Everywhere we turn in the philosophy of mind we see various talk of “revolution”. I admit that I have, at times, given into the easy temptation to “turn the rugs over” and declare a sweeping intellectual coup, having at least grasped “what is truly the case”. Don’t get me wrong, I do think that a lot of “underbrush” needs to be swept away from our Cartesian and ontotheological heritage. We need to, for example, thoroughly expunge homuncular thinking, no easy task given that ontotheology is built into our linguistic forms of life. It is hard conceptual work to develop theoretical vocabularies that move away from that heritage, yet make enough sense as to be understood and accepted by the mind that is constructed by that heritage (since it is precisely  that mind which is faced with the task of consciously understanding the world around it).

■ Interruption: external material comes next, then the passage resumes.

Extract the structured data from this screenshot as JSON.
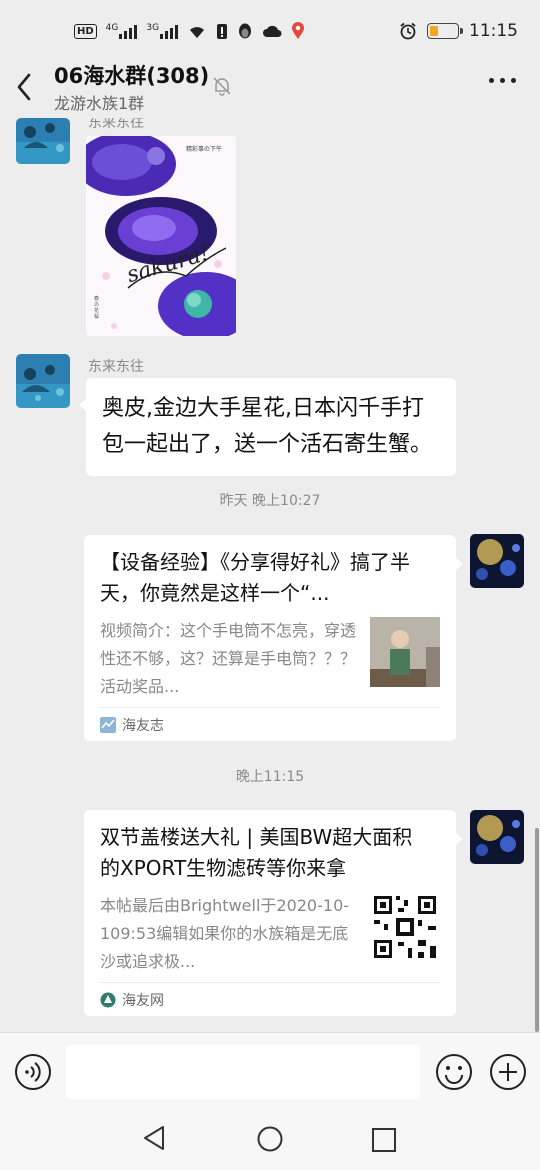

Philosophy of mind then can be seen as a kind of exercise in conceptual experimentation or concept construction. Science investigates reality and philosophy generates the conceptual framework to talk about and understand that investigation. This is not an original statement. Thinkers before me (such as Deleuze) have accepted similar conceptions of what philosophy can and should do for science. When asked about his research in an interview, it is reported that Deleuze answered by saying “Bergson lamented that modern science lacked a metaphysics. I want to provide that metaphysics, and hence, I think of myself as a pure metaphysician.”

Metaphysics has a bad rap because of its historical associations with ontotheology and speculative pseudoscience. But I agree with Deleuze that we need to rehabilitate metaphysics. The classic essentialist ways of thinking simply cannot handle the complexity and dynamical properties being discovered in modern science, especially the life sciences. It seems that life has formed a brilliant habit of breaking all previous habits in the way it sustains itself through time. I contend, along with Deleuze and other developmentally oriented thinkers, that the problem of speciation and morphogenetic individuation is a paradigm model for thinking about the philosophy of mind. Deleuze helps us avoid problematic questions like, “What is the essence of the mind?”. Rather than talking about necessary and sufficient conditions, Deleuze wants to ask, “How did the mind evolve over time? What were the singularities and highest points of intensity that pushed/pulled humans into our contingent historical pathway?”

Some of my favorite points of highest intensity in human history include bipedalism, opposable thumbs, joint attention, tool construction, singing and music, symbolic thinking (systematicity in reference and compositionality), meta-awareness, introspection, theory of mind, philosophy, the scientific revolution, the information age, and, last but not least, the internet: the very tool that is allowing you, the reader, to hopefully receive these words as a stimulus for the development of interesting ideas in your brain many miles away. What do my readers think? What are the highest points of intensity for human evolution?


Filed under Consciousness, Philosophy